In 1964, Bill Medley and Bobby Hatfield of the Righteous Brothers were hard at work in the studio with producer Phil Spector, crafting what would become the transcendent “You’ve Lost That Lovin’ Feelin’.” In between takes, Spector unexpectedly ordered the deep-voiced Medley to sing the verses unaccompanied. Hatfield, who was accustomed to singing the lead along with Medley, felt slighted. “What am I supposed to do while the big guy is singing?” he demanded.
Spector, sensing that a gigantic hit was imminent, snapped right back: “You can go to the bank.”
In his new book, Anatomy of a Song, journalist Marc Myers takes the reader inside dozens of “Eureka” moments of musical transcendence—where, in dressing rooms and caves, on tour buses and at parties, a classic song is hatched.
From 2011-2016, Myers wrote a regular Wall Street Journal column, Anatomy of a Song, profiling the creation of some of the most noteworthy popular songs in the 20th century. His book collects 45 of those songs to provide what he calls an “oral history jukebox”—from the Isley Brothers and Loretta Lynn to R.E.M. and Jimmy Cliff.
Though it covers roughly a half-century of popular music, Anatomy of a Song maintains focus thanks to impeccably chosen song selections. Sure, plenty of crucially important songs are missing from the book. But as Myers insists in the forward, these 45 songs are “stand-ins for music’s major turning points.”
Myers does an exceptional job of not only spotlighting seminal early songs (like Little Willie Littlefield’s “K.C. Loving“), but also detailing how subsequent, revolutionary artists treated those same tunes. With time, songs like “K.C. Loving” became virtual standards, and witnessing the later covers by Little Richard, The Beatles, and James Brown perfectly illustrates the progression of R&B, rock, and pop art forms in the latter half of the century.

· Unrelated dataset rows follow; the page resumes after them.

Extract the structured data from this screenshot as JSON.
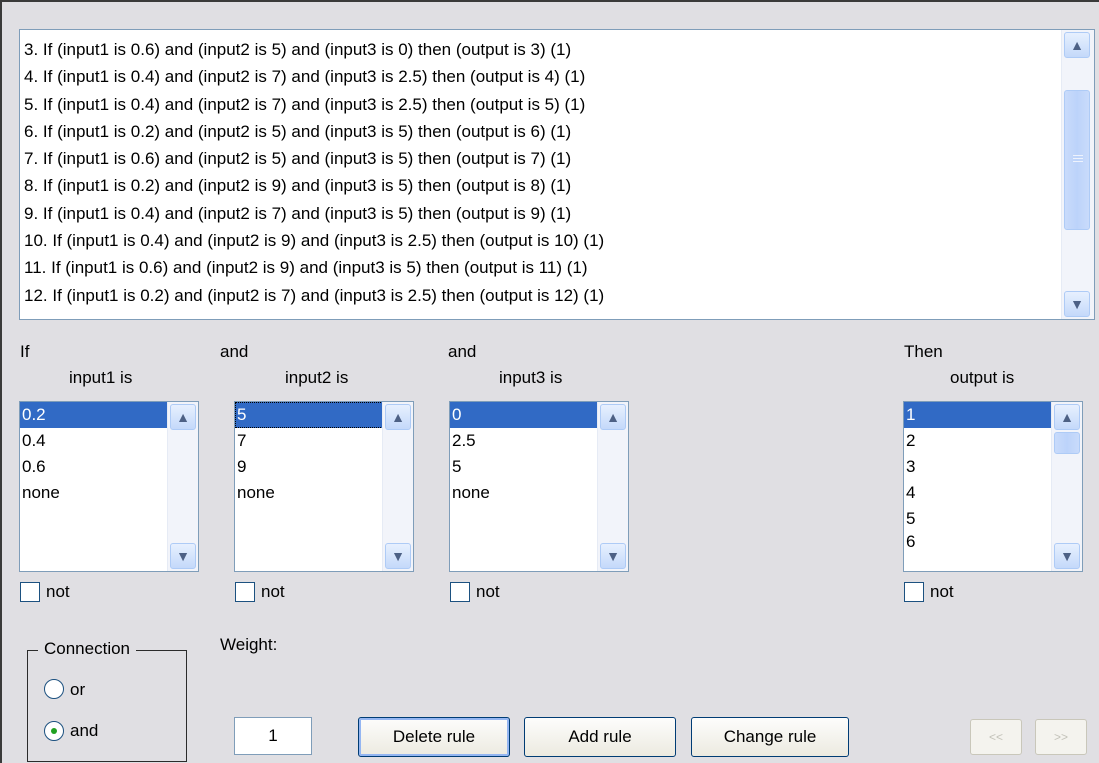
{
  "rules": [
    "3. If (input1 is 0.6) and (input2 is 5) and (input3 is 0) then (output is 3) (1)",
    "4. If (input1 is 0.4) and (input2 is 7) and (input3 is 2.5) then (output is 4) (1)",
    "5. If (input1 is 0.4) and (input2 is 7) and (input3 is 2.5) then (output is 5) (1)",
    "6. If (input1 is 0.2) and (input2 is 5) and (input3 is 5) then (output is 6) (1)",
    "7. If (input1 is 0.6) and (input2 is 5) and (input3 is 5) then (output is 7) (1)",
    "8. If (input1 is 0.2) and (input2 is 9) and (input3 is 5) then (output is 8) (1)",
    "9. If (input1 is 0.4) and (input2 is 7) and (input3 is 5) then (output is 9) (1)",
    "10. If (input1 is 0.4) and (input2 is 9) and (input3 is 2.5) then (output is 10) (1)",
    "11. If (input1 is 0.6) and (input2 is 9) and (input3 is 5) then (output is 11) (1)",
    "12. If (input1 is 0.2) and (input2 is 7) and (input3 is 2.5) then (output is 12) (1)"
  ],
  "labels": {
    "if": "If",
    "and1": "and",
    "and2": "and",
    "then": "Then",
    "input1_is": "input1 is",
    "input2_is": "input2 is",
    "input3_is": "input3 is",
    "output_is": "output is",
    "not": "not",
    "connection": "Connection",
    "or": "or",
    "and": "and",
    "weight": "Weight:"
  },
  "input1": {
    "options": [
      "0.2",
      "0.4",
      "0.6",
      "none"
    ],
    "selected": "0.2"
  },
  "input2": {
    "options": [
      "5",
      "7",
      "9",
      "none"
    ],
    "selected": "5"
  },
  "input3": {
    "options": [
      "0",
      "2.5",
      "5",
      "none"
    ],
    "selected": "0"
  },
  "output": {
    "options": [
      "1",
      "2",
      "3",
      "4",
      "5",
      "6"
    ],
    "selected": "1"
  },
  "not_checked": {
    "input1": false,
    "input2": false,
    "input3": false,
    "output": false
  },
  "connection_selected": "and",
  "weight_value": "1",
  "buttons": {
    "delete": "Delete rule",
    "add": "Add rule",
    "change": "Change rule",
    "prev": "<<",
    "next": ">>"
  },
  "colors": {
    "background": "#e0dfe3",
    "selection": "#316ac5",
    "border": "#7f9db9",
    "radio_dot": "#21a121"
  },
  "icons": [
    "scroll-up-arrow-icon",
    "scroll-down-arrow-icon",
    "scroll-thumb-grip-icon",
    "radio-dot-icon"
  ]
}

Myers constructed his song profiles through interviews with the major players, and presents the songs in a perfectly suited “firsthand account” style. When you’ve got Stevie Wonder, Joni Mitchell, Gladys Knight, and Smokey Robinson telling how they created some of finest pop songs ever, why bother with rewriting their words?
Great tales abound, like The Kinks recalling how they punctured their guitar amps with razor blades and knitting needles to “dirty-up” their sound, or John Fogerty borrowing Beethoven’s Fifth for the intro to “Proud Mary.” Loretta Lynn’s entire account of writing “Fist City” is a firecracker, much like the woman herself.
Readers will gain a new appreciation for music as a marketplace of ideas: how Bob Dylan’s talk-singing style on “Like A Rolling Stone” inspired The Four Tops’ to belt out “Reach Out, I’ll Be There.” As a major jazz buff, Myers was surely eager to detail how The Doors appropriated John Coltrane’s extended jazz vamps for “Light My Fire,” and Jefferson Airplane channeled Miles Davis’ Sketches of Spain on “White Rabbit.”
Many of the singers, songwriters, and producers delve deep into musical and recoding minutiae, talking shop about how gear was tweaked, studio and production techniques employed, mic placements and faders and alternate tunings used. Such details might fly over the head of non-musicians. Still, these details clearly meant a world of difference to the creators in crafting their hits, and Myers wisely includes them.
A recurring theme in many of the recountings is the incredible happenstance, coincidences, and happy accidents that led up to the hits. For all the talent and calculation involved in creating the songs, a lot came down to the right person, right place, and right time when musical genius crystallizes in a classic song. As Keith Richards says of “Street Fighting Man,” “It’s the kind of record you love to make—and they don’t come that often.”